This post is week 5 of 8 in the 8 Weeks of Summer Blog Challenge for educators.
I've been doing the Hot Lunch Tray eight week challenge. Unlike other challenges, it does not require me to eat responsibly or beat myself up with ice water or plastic gerbils. I'm answering the questions as my old pre-retirement self. You can see what other folks are writing by checking out the #8WeeksofSummer hashtag. So here's this week's prompt:
What is your BHAG for next school year?
That's "Big Hairy Audacious Goal" for those of you haven't sat through professional development that pushes this kind of thing.
So I guess I have to address this one with a confession-- in thirty-nine years of teaching, I never set a BHAG. For that matter, I not sure I know anyone who did.
back to Rule 10: Shut up and do the work.
I always had goals. Any teacher who's worth their salt (or cod, or whatever you want to trade in)always has goals, because any decent teacher can tell you, right now, the list of things that she knows she needs to get better at. There's never enough time, and while we refine and refine our game, it's never perfected.
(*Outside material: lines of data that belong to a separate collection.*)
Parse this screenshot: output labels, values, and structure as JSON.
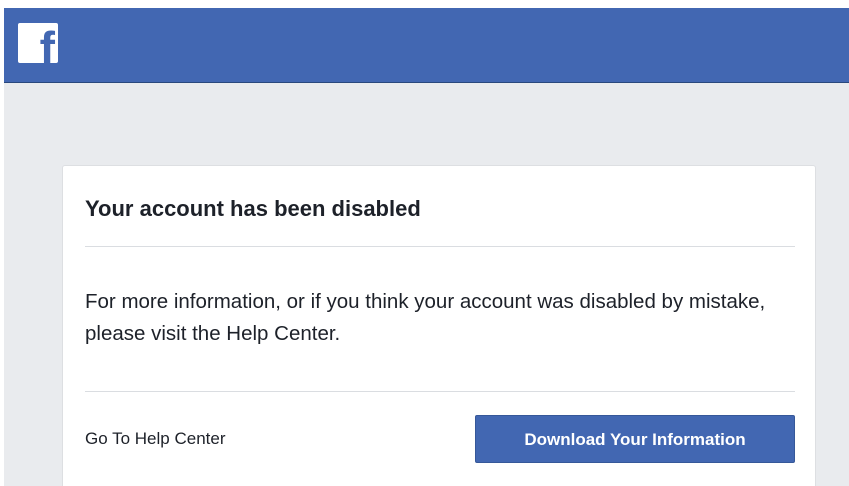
{
  "header": {
    "logo_letter": "f",
    "logo_icon": "facebook-logo-icon",
    "brand_color": "#4267b2"
  },
  "dialog": {
    "title": "Your account has been disabled",
    "message": "For more information, or if you think your account was disabled by mistake, please visit the Help Center.",
    "help_link_label": "Go To Help Center",
    "download_button_label": "Download Your Information"
  },
  "colors": {
    "page_background": "#e9ebee",
    "card_background": "#ffffff",
    "text": "#1d2129",
    "button": "#4267b2",
    "button_text": "#ffffff"
  }
}
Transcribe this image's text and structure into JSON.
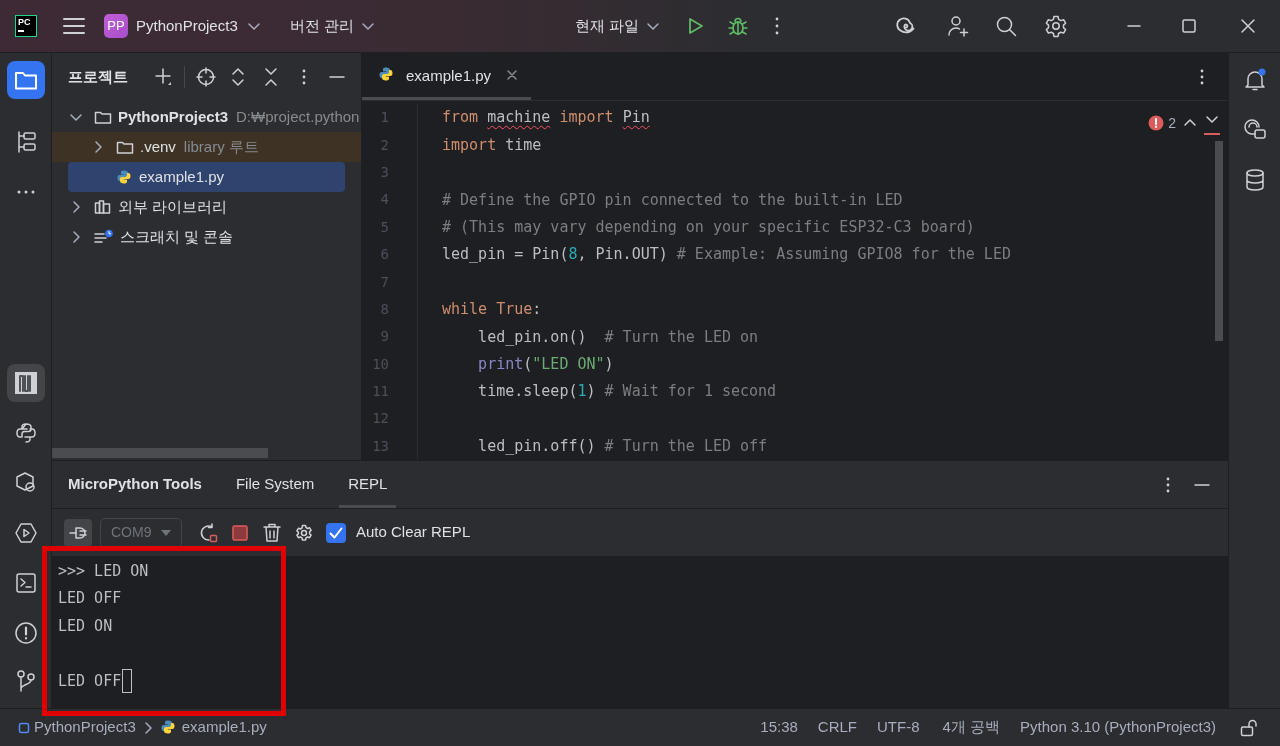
{
  "title_bar": {
    "app_logo": "PC",
    "project_badge": "PP",
    "project": "PythonProject3",
    "vcs": "버전 관리",
    "run_config": "현재 파일"
  },
  "project_panel": {
    "title": "프로젝트",
    "tree": [
      {
        "label": "PythonProject3",
        "hint": "D:₩project.python",
        "kind": "folder",
        "expanded": true,
        "selected": false,
        "children": [
          {
            "label": ".venv",
            "hint": "library 루트",
            "kind": "folder",
            "expanded": false,
            "selected": false,
            "highlighted": true
          },
          {
            "label": "example1.py",
            "kind": "file",
            "selected": true
          }
        ]
      },
      {
        "label": "외부 라이브러리",
        "kind": "library",
        "expanded": false,
        "selected": false
      },
      {
        "label": "스크래치 및 콘솔",
        "kind": "scratch",
        "expanded": false,
        "selected": false
      }
    ]
  },
  "editor": {
    "tabs": [
      {
        "label": "example1.py",
        "selected": true
      }
    ],
    "problems": "2",
    "lines": [
      {
        "number": "1",
        "tokens": [
          {
            "t": "from ",
            "kind": "keyword"
          },
          {
            "t": "machine",
            "kind": "plain",
            "squiggle": true
          },
          {
            "t": " import ",
            "kind": "keyword"
          },
          {
            "t": "Pin",
            "kind": "plain",
            "squiggle": true
          }
        ]
      },
      {
        "number": "2",
        "tokens": [
          {
            "t": "import ",
            "kind": "keyword"
          },
          {
            "t": "time",
            "kind": "plain"
          }
        ]
      },
      {
        "number": "3"
      },
      {
        "number": "4",
        "tokens": [
          {
            "t": "# Define the GPIO pin connected to the built-in LED",
            "kind": "comment"
          }
        ]
      },
      {
        "number": "5",
        "tokens": [
          {
            "t": "# (This may vary depending on your specific ESP32-C3 board)",
            "kind": "comment"
          }
        ]
      },
      {
        "number": "6",
        "tokens": [
          {
            "t": "led_pin = Pin(",
            "kind": "plain"
          },
          {
            "t": "8",
            "kind": "number"
          },
          {
            "t": ", Pin.OUT) ",
            "kind": "plain"
          },
          {
            "t": "# Example: Assuming GPIO8 for the LED",
            "kind": "comment"
          }
        ]
      },
      {
        "number": "7"
      },
      {
        "number": "8",
        "tokens": [
          {
            "t": "while ",
            "kind": "keyword"
          },
          {
            "t": "True",
            "kind": "keyword"
          },
          {
            "t": ":",
            "kind": "plain"
          }
        ]
      },
      {
        "number": "9",
        "tokens": [
          {
            "t": "    led_pin.on()  ",
            "kind": "plain"
          },
          {
            "t": "# Turn the LED on",
            "kind": "comment"
          }
        ]
      },
      {
        "number": "10",
        "tokens": [
          {
            "t": "    print",
            "kind": "builtin"
          },
          {
            "t": "(",
            "kind": "plain"
          },
          {
            "t": "\"LED ON\"",
            "kind": "string"
          },
          {
            "t": ")",
            "kind": "plain"
          }
        ]
      },
      {
        "number": "11",
        "tokens": [
          {
            "t": "    time.sleep(",
            "kind": "plain"
          },
          {
            "t": "1",
            "kind": "number"
          },
          {
            "t": ") ",
            "kind": "plain"
          },
          {
            "t": "# Wait for 1 second",
            "kind": "comment"
          }
        ]
      },
      {
        "number": "12"
      },
      {
        "number": "13",
        "tokens": [
          {
            "t": "    led_pin.off() ",
            "kind": "plain"
          },
          {
            "t": "# Turn the LED off",
            "kind": "comment"
          }
        ]
      }
    ]
  },
  "tool_window": {
    "title": "MicroPython Tools",
    "tabs": [
      {
        "label": "File System",
        "selected": false
      },
      {
        "label": "REPL",
        "selected": true
      }
    ],
    "port": "COM9",
    "auto_clear": {
      "label": "Auto Clear REPL",
      "checked": true
    },
    "console": [
      {
        "text": ">>> LED ON"
      },
      {
        "text": "LED OFF"
      },
      {
        "text": "LED ON"
      },
      {
        "text": "LED OFF",
        "blank_line_before": true,
        "cursor": true
      }
    ]
  },
  "status_bar": {
    "breadcrumbs": [
      {
        "label": "PythonProject3",
        "kind": "project"
      },
      {
        "label": "example1.py",
        "kind": "python"
      }
    ],
    "items": [
      "15:38",
      "CRLF",
      "UTF-8",
      "4개 공백",
      "Python 3.10 (PythonProject3)"
    ]
  }
}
So teachers have projects, all the time. Get faster at assessing papers. Reconfigure the room. Rebuild the reading list. Incorporate ideas from that book/video/presentation that set my brain on fire. Come up with a better approach for that unit I can never quite sell.
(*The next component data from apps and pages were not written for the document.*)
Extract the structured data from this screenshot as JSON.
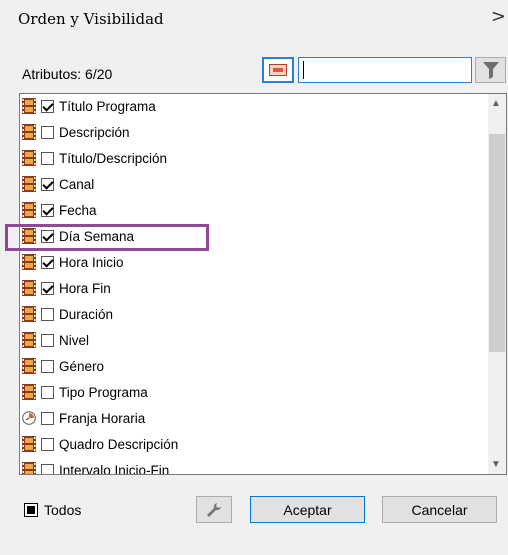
{
  "window": {
    "title": "Orden y Visibilidad",
    "close_glyph": ">"
  },
  "attributes_label": "Atributos: 6/20",
  "search": {
    "value": ""
  },
  "items": [
    {
      "label": "Título Programa",
      "checked": true,
      "icon": "film-icon"
    },
    {
      "label": "Descripción",
      "checked": false,
      "icon": "film-icon"
    },
    {
      "label": "Título/Descripción",
      "checked": false,
      "icon": "film-icon"
    },
    {
      "label": "Canal",
      "checked": true,
      "icon": "film-icon"
    },
    {
      "label": "Fecha",
      "checked": true,
      "icon": "film-icon"
    },
    {
      "label": "Día Semana",
      "checked": true,
      "icon": "film-icon"
    },
    {
      "label": "Hora Inicio",
      "checked": true,
      "icon": "film-icon"
    },
    {
      "label": "Hora Fin",
      "checked": true,
      "icon": "film-icon"
    },
    {
      "label": "Duración",
      "checked": false,
      "icon": "film-icon"
    },
    {
      "label": "Nivel",
      "checked": false,
      "icon": "film-icon"
    },
    {
      "label": "Género",
      "checked": false,
      "icon": "film-icon"
    },
    {
      "label": "Tipo Programa",
      "checked": false,
      "icon": "film-icon"
    },
    {
      "label": "Franja Horaria",
      "checked": false,
      "icon": "clock-icon"
    },
    {
      "label": "Quadro Descripción",
      "checked": false,
      "icon": "film-icon"
    },
    {
      "label": "Intervalo Inicio-Fin",
      "checked": false,
      "icon": "film-icon"
    }
  ],
  "footer": {
    "todos_label": "Todos",
    "accept_label": "Aceptar",
    "cancel_label": "Cancelar"
  },
  "colors": {
    "highlight": "#8e4a96",
    "focus": "#2b7fd4",
    "film": "#8b3a1a"
  }
}
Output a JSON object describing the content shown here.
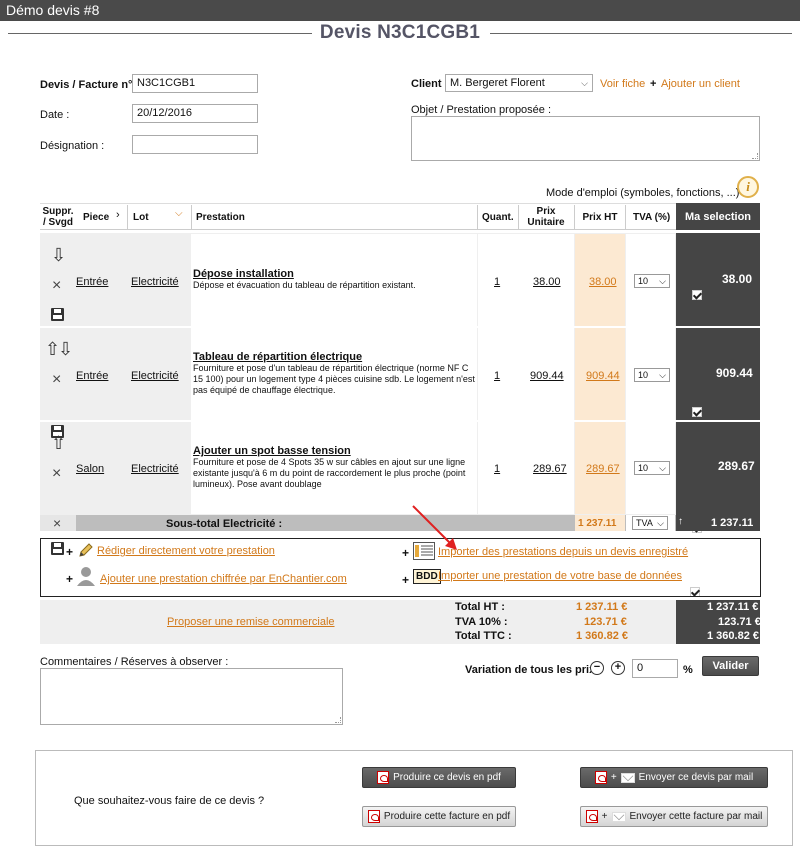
{
  "window": {
    "title": "Démo devis #8"
  },
  "heading": "Devis N3C1CGB1",
  "form": {
    "devis_label": "Devis / Facture n° :",
    "devis_value": "N3C1CGB1",
    "date_label": "Date :",
    "date_value": "20/12/2016",
    "designation_label": "Désignation :",
    "designation_value": "",
    "client_label": "Client :",
    "client_value": "M. Bergeret Florent",
    "voir_fiche": "Voir fiche",
    "add_client": "Ajouter un client",
    "objet_label": "Objet / Prestation proposée :",
    "objet_value": ""
  },
  "mode_emploi": "Mode d'emploi (symboles, fonctions, ...) :",
  "table": {
    "headers": {
      "suppr": "Suppr. / Svgd",
      "piece": "Piece",
      "lot": "Lot",
      "prestation": "Prestation",
      "quant": "Quant.",
      "prix_unitaire": "Prix Unitaire",
      "prix_ht": "Prix HT",
      "tva": "TVA (%)",
      "ma_selection": "Ma selection"
    },
    "rows": [
      {
        "piece": "Entrée",
        "lot": "Electricité",
        "title": "Dépose installation",
        "desc": "Dépose et évacuation du tableau de répartition existant.",
        "quant": "1",
        "pu": "38.00",
        "ht": "38.00",
        "tva": "10",
        "sel": "38.00"
      },
      {
        "piece": "Entrée",
        "lot": "Electricité",
        "title": "Tableau de répartition électrique",
        "desc": "Fourniture et pose d'un tableau de répartition électrique (norme NF C 15 100) pour un logement type 4 pièces cuisine sdb. Le logement n'est pas équipé de chauffage électrique.",
        "quant": "1",
        "pu": "909.44",
        "ht": "909.44",
        "tva": "10",
        "sel": "909.44"
      },
      {
        "piece": "Salon",
        "lot": "Electricité",
        "title": "Ajouter un spot basse tension",
        "desc": "Fourniture et pose de 4 Spots 35 w sur câbles en ajout sur une ligne existante jusqu'à 6 m du point de raccordement le plus proche (point lumineux). Pose avant doublage",
        "quant": "1",
        "pu": "289.67",
        "ht": "289.67",
        "tva": "10",
        "sel": "289.67"
      }
    ],
    "subtotal": {
      "label": "Sous-total Electricité :",
      "ht": "1 237.11",
      "tva": "TVA",
      "sel": "1 237.11"
    }
  },
  "actions": {
    "rediger": "Rédiger directement votre prestation",
    "ajouter_enchantier": "Ajouter une prestation chiffrée par EnChantier.com",
    "importer_devis": "Importer des prestations depuis un devis enregistré",
    "importer_bdd": "Importer une prestation de votre base de données",
    "bdd_badge": "BDD",
    "plus": "+"
  },
  "totals": {
    "remise": "Proposer une remise commerciale",
    "ht_label": "Total HT :",
    "ht": "1 237.11 €",
    "ht_sel": "1 237.11 €",
    "tva_label": "TVA 10% :",
    "tva": "123.71 €",
    "tva_sel": "123.71 €",
    "ttc_label": "Total TTC :",
    "ttc": "1 360.82 €",
    "ttc_sel": "1 360.82 €"
  },
  "comments_label": "Commentaires / Réserves à observer :",
  "variation": {
    "label": "Variation de tous les prix :",
    "minus": "−",
    "plus": "+",
    "value": "0",
    "unit": "%",
    "valider": "Valider"
  },
  "bottom": {
    "question": "Que souhaitez-vous faire de ce devis ?",
    "pdf_devis": "Produire ce devis en pdf",
    "mail_devis": "Envoyer ce devis par mail",
    "pdf_facture": "Produire cette facture en pdf",
    "mail_facture": "Envoyer cette facture par mail",
    "plus": "+"
  },
  "colors": {
    "accent": "#d2791a",
    "dark": "#454545",
    "red_arrow": "#e02020"
  }
}
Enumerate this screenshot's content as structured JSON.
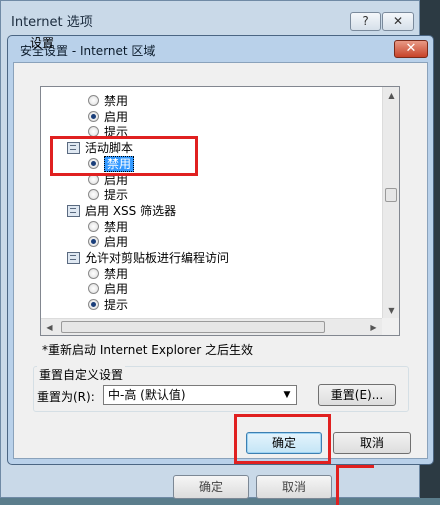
{
  "outer_window": {
    "title": "Internet 选项",
    "help_label": "?",
    "close_label": "✕",
    "ok_label": "确定",
    "cancel_label": "取消"
  },
  "dialog": {
    "title": "安全设置 - Internet 区域",
    "close_label": "✕",
    "settings_label": "设置",
    "list": [
      {
        "type": "option",
        "label": "禁用",
        "selected": false
      },
      {
        "type": "option",
        "label": "启用",
        "selected": true
      },
      {
        "type": "option",
        "label": "提示",
        "selected": false
      },
      {
        "type": "category",
        "label": "活动脚本"
      },
      {
        "type": "option",
        "label": "禁用",
        "selected": true,
        "highlighted": true
      },
      {
        "type": "option",
        "label": "启用",
        "selected": false
      },
      {
        "type": "option",
        "label": "提示",
        "selected": false
      },
      {
        "type": "category",
        "label": "启用 XSS 筛选器"
      },
      {
        "type": "option",
        "label": "禁用",
        "selected": false
      },
      {
        "type": "option",
        "label": "启用",
        "selected": true
      },
      {
        "type": "category",
        "label": "允许对剪贴板进行编程访问"
      },
      {
        "type": "option",
        "label": "禁用",
        "selected": false
      },
      {
        "type": "option",
        "label": "启用",
        "selected": false
      },
      {
        "type": "option",
        "label": "提示",
        "selected": true
      }
    ],
    "restart_note": "*重新启动 Internet Explorer 之后生效",
    "reset_group_title": "重置自定义设置",
    "reset_to_label": "重置为(R):",
    "reset_select_value": "中-高 (默认值)",
    "reset_button_label": "重置(E)...",
    "ok_label": "确定",
    "cancel_label": "取消"
  },
  "colors": {
    "dialog_frame": "#b9d1ea",
    "highlight": "#3399ff",
    "annotation_red": "#e02020"
  }
}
Are any of those goals hairy and audacious? I don't know. I don't know how you would upscale them. But-- and I guess this is also where BHAG rubs me the wrong way-- what is wrong with setting a goal of substantially improving your classroom practice? It may not be stunningly dramatic, but it will certainly benefit the students, and you'll enjoy feeling like you've gotten a better handle on the job you love.
I mean, yes, do something. There is no surer sign that a teacher has started become a lousy teacher than a declaration, spoken or un-, that they have everything pretty well figured out and there's nothing they really need to work on. Don't do nothing. And if you can't think of anything you need to work on, it may be that you are just done in the classroom. Spend your summer job hunting.
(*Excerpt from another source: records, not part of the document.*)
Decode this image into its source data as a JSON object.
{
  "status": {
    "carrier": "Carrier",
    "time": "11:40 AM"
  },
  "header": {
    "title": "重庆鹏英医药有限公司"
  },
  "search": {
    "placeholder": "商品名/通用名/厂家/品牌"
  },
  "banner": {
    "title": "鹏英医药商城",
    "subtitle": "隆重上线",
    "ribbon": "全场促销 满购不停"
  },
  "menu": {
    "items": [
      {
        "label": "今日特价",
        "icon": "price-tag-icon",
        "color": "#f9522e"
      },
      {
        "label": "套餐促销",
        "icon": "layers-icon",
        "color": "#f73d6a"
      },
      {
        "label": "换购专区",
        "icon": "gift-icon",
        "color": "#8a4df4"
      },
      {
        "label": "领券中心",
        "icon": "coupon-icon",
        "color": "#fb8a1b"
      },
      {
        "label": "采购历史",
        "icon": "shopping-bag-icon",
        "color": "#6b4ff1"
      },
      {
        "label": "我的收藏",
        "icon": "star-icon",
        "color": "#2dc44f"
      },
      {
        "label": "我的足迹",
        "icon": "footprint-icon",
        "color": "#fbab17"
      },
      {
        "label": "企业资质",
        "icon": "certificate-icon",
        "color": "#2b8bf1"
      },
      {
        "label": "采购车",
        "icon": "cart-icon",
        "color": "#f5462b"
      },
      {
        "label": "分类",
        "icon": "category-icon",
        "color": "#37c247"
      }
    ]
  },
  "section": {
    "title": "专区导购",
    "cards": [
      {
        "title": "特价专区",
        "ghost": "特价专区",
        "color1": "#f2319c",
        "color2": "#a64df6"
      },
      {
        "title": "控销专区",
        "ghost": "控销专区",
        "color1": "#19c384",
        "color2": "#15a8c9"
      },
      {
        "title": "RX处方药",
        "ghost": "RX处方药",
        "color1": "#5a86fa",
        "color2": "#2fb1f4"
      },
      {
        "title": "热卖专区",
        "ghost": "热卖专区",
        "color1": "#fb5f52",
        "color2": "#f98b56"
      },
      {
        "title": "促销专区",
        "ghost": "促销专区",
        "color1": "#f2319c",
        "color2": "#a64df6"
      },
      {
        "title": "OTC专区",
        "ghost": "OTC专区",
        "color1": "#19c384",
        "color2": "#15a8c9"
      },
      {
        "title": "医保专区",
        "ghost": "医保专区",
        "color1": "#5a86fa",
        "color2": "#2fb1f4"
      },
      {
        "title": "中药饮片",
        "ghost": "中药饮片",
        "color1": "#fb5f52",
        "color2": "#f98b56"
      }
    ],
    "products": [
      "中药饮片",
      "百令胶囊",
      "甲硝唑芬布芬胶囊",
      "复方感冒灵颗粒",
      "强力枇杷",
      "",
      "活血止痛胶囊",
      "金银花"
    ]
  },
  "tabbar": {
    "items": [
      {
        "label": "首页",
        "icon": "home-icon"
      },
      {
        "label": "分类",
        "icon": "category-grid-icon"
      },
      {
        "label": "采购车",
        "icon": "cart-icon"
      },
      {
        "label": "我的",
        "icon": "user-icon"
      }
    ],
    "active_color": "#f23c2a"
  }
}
I also worry about the effect of setting a BHAG you don't reach (I once heard a presenter argue that a BHAG should seem unattainable). If you end up wasting energy, paying an opportunity cost, and feeling like you failed, well-- that doesn't seem helpful.
I don't want to be dismissive of those who have BHAGs. Maybe the big jolt or drama and adrenaline is just what you need, or maybe you feel the need to blast yourself out of a rut. That's fine. I may the kind of person who makes you bored, and you may be the kind of person who makes me tired. The world, and the students, needs all kinds. But BHAGs seem vaguely accusatory, like those Facebook posts from your friends at the top of Mount Kilimanjaro while all you've got is a picture of the mess you made trying to feed your toddlers avocados. "Audacious" is a word that wants to brag "I just had to take it further than ordinary mortals," and it hard to send that message without also sending the message that ordinary mortals are just not so great.
Maybe my BHAG was to keep improving professionally for 39 years, to better at juggling more balls and doing it more efficiently, to run the race as a really long marathon and not a sprint. Maybe it was to push my own personal envelope just one more notch each year. But I was never a superhero teacher and nobody ever came back in the fall breathlessly wondering what new mountain i had conquered since last May. And I was-- and am-- always okay with that.
So if you're working on your BHAG, good for you. And if you are just plugging away at the goal of doing your job better than you did before, I'm here to tell you that your goals don't have to be larger than life in order to be worthy of your time and effort. Set goals that help you grow and improve as a teacher and don't worry about whether they have hair on them.